One topic that Sveland seems to completely ignore is the increasingly powerful polarization in Sweden and Europe, a polarization springing from the ideology of multiculturalism and from the economic, political and cultural frivolity that has dominated our countries for a long time. The polarization between people comes about when the former common moral and ethical platforms crumble. Multiculturalism implies by its definition a relativization (anything goes, anything fits), and in the wake of this follows suspicion, enmity, and eventually also open acts of violence, ranging from the individual level in the forms of abuse, rapes and robbery to a comprehensive collective level. But rather than analyzing this, Sveland plays her Breivik card. One can do that rightly if understanding that precisely the polarization created a monster like him. His furious and violent imaginary world is the result of a social order heading for its own destruction.

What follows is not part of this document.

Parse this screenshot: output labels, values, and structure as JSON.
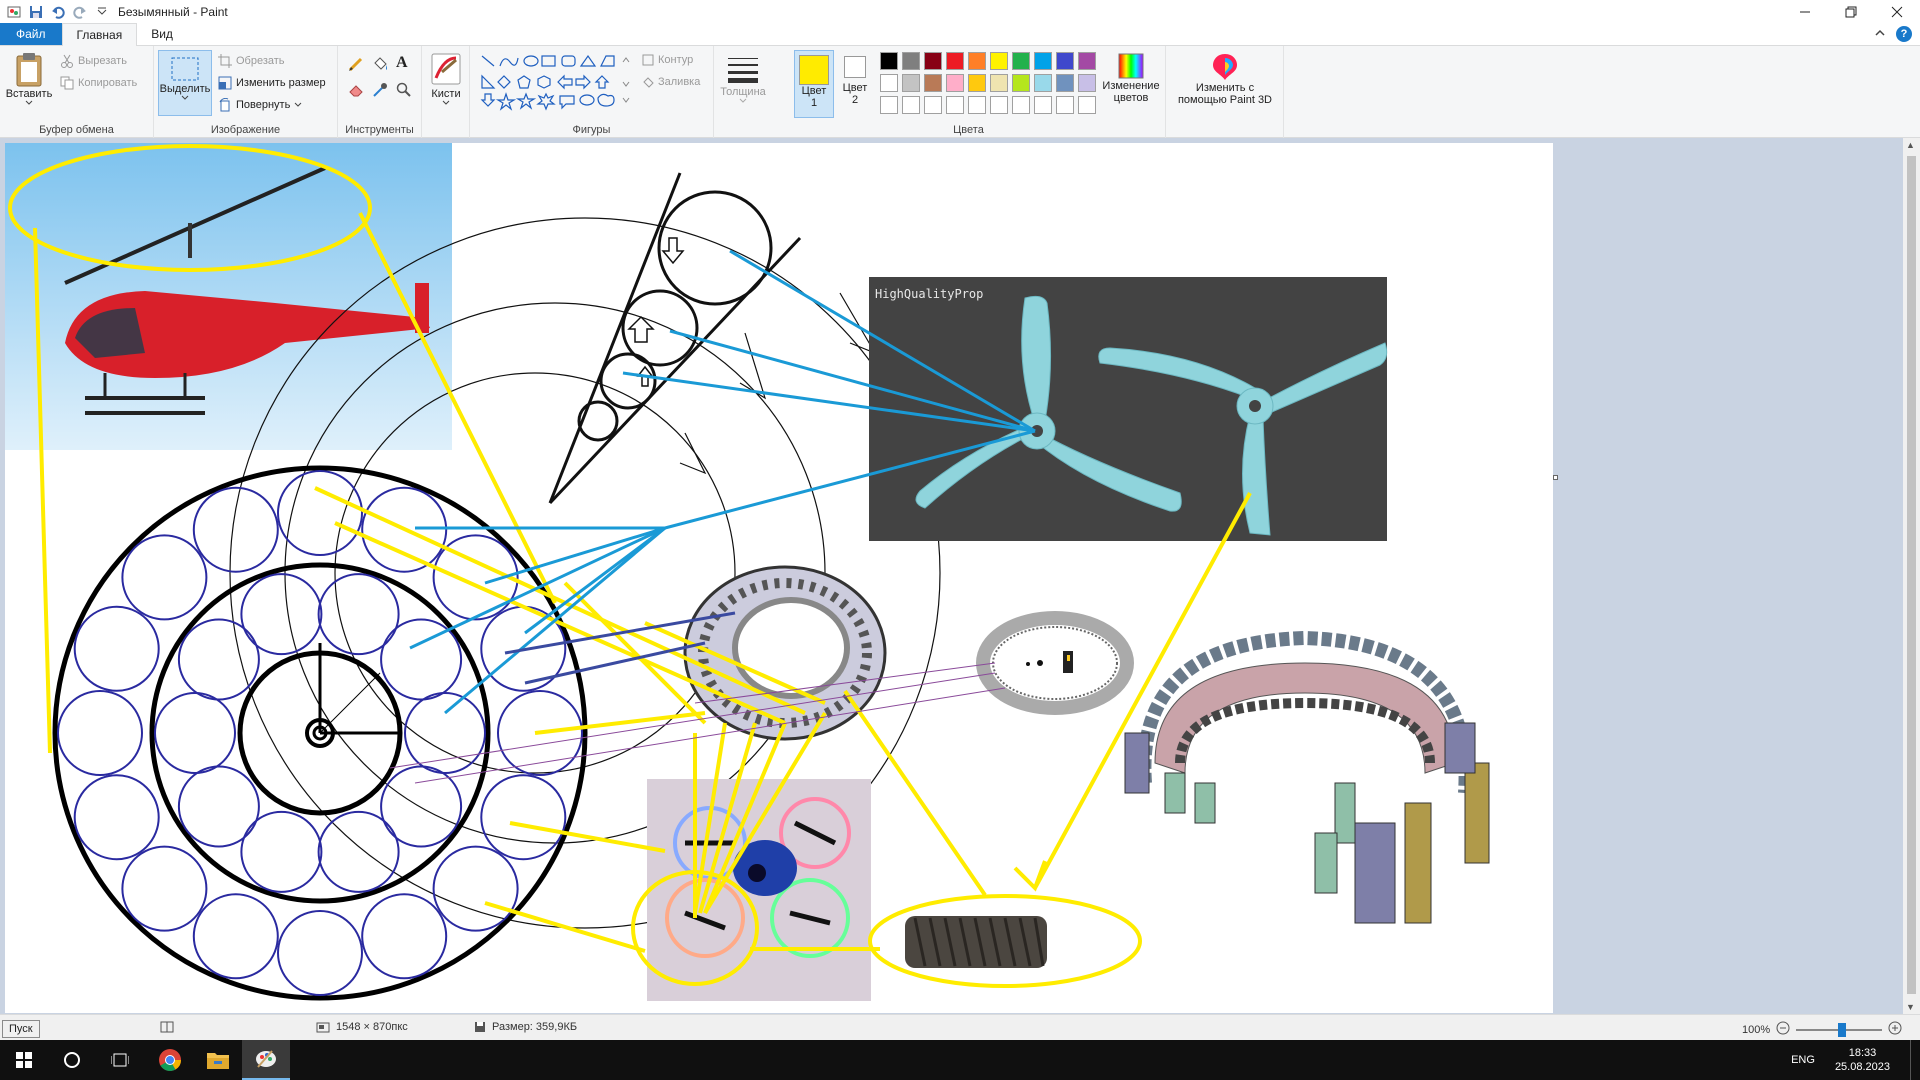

It will not do to talk about offended white men, or casting aspersions at the fathers’ movement, which in its turn is also a result of at social and biological warfare, where the family is made the primary enemy and the divorce culture hailed as the highest norm. The fathers are thrown on the garbage dump in that process. Fathers are automatically considered enemies to the feminist-raised mother and her children. The contempt shown by Sveland towards fathers desiring a life with their children is unmistakable.
”Racism and anti-feminism – a love story” is a chapter heading towards the end of the book. It actually says everything we need to know. To even discuss mass immigration and its consequences is a taboo. Sveland takes issue with a report written by Bert Sundström in Borlänge. As Sundström is soft-spoken, almost surprised by the transformation of his birth town, Sveland becomes the one who has to stir the witches’ brew. This is the proof: Men who hate women are also “racists”. If one as much as indicates to an observer that something wrong in the development in Swedish society, one is immediately swept into that corner. The Sveland book is an example of political literature at its rudest, and mostly works as a self-fulfilling prophecy. You can expect to see this book praised in the culture section of newspapers and on television couches, by a corps of sham intellectuals responding in unison.
By Nils Andersson